==== EXTRACTED RECORDS ====

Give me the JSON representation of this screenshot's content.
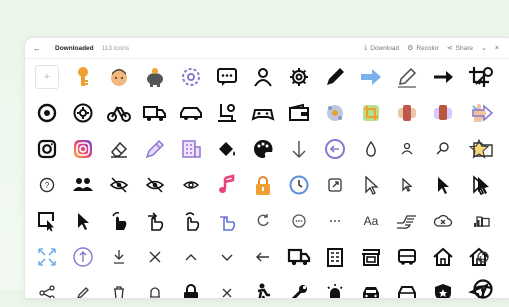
{
  "toolbar": {
    "title": "Downloaded",
    "count": "113 icons",
    "download_label": "Download",
    "recolor_label": "Recolor",
    "share_label": "Share",
    "back_glyph": "←",
    "add_glyph": "+"
  },
  "icons": {
    "row1": [
      "key-icon",
      "face-icon",
      "piggy-bank-icon",
      "settings-dots-icon",
      "chat-dots-icon",
      "person-icon",
      "gear-icon",
      "pen-icon",
      "arrow-right-icon",
      "pencil-icon",
      "arrow-right-bold-icon",
      "crop-icon",
      "key-chain-icon"
    ],
    "row2": [
      "settings-circle-icon",
      "settings-round-icon",
      "bicycle-icon",
      "truck-icon",
      "car-icon",
      "seat-icon",
      "game-controller-icon",
      "wallet-icon",
      "gear-color-icon",
      "crop-color-icon",
      "hourglass-color-icon",
      "lunchbox-color-icon",
      "hand-color-icon",
      "arrow-right-color-icon"
    ],
    "row3": [
      "instagram-icon",
      "instagram-color-icon",
      "eraser-icon",
      "pen-color-icon",
      "building-color-icon",
      "paint-bucket-icon",
      "palette-icon",
      "arrow-down-icon",
      "back-circle-icon",
      "water-drop-icon",
      "person-small-icon",
      "search-icon",
      "star-color-icon",
      "folder-icon"
    ],
    "row4": [
      "help-circle-icon",
      "group-icon",
      "eye-off-icon",
      "eye-off-icon",
      "eye-icon",
      "music-note-icon",
      "lock-color-icon",
      "clock-color-icon",
      "share-box-icon",
      "cursor-icon",
      "cursor-small-icon",
      "cursor-bold-icon",
      "cursor-outline-icon",
      "cursor-fill-icon"
    ],
    "row5": [
      "cursor-box-icon",
      "cursor-icon",
      "hand-touch-icon",
      "hand-swipe-icon",
      "hand-tap-icon",
      "hand-tap-color-icon",
      "refresh-icon",
      "more-circle-icon",
      "more-icon",
      "text-icon",
      "hand-point-icon",
      "cloud-off-icon",
      "signal-icon",
      "folder-small-icon"
    ],
    "row6": [
      "expand-color-icon",
      "upload-circle-icon",
      "download-icon",
      "close-icon",
      "chevron-up-icon",
      "chevron-down-icon",
      "arrow-left-icon",
      "truck-bold-icon",
      "building-icon",
      "store-icon",
      "bus-icon",
      "home-icon",
      "home-outline-icon",
      "film-reel-icon"
    ],
    "row7": [
      "share-icon",
      "pencil-small-icon",
      "trash-icon",
      "bell-icon",
      "lock-icon",
      "close-small-icon",
      "worker-icon",
      "wrench-icon",
      "siren-icon",
      "car-front-icon",
      "car-outline-icon",
      "shield-icon",
      "navigation-icon",
      "steering-wheel-icon"
    ]
  },
  "colors": {
    "ink": "#111111",
    "grey": "#555555",
    "accent_blue": "#6ea8e8",
    "orange": "#f0a030",
    "pink": "#e8427a",
    "purple": "#8a78d0"
  }
}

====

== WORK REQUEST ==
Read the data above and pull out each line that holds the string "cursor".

== TASK RESPONSE ==
      "cursor-icon",
      "cursor-small-icon",
      "cursor-bold-icon",
      "cursor-outline-icon",
      "cursor-fill-icon"
      "cursor-box-icon",
      "cursor-icon",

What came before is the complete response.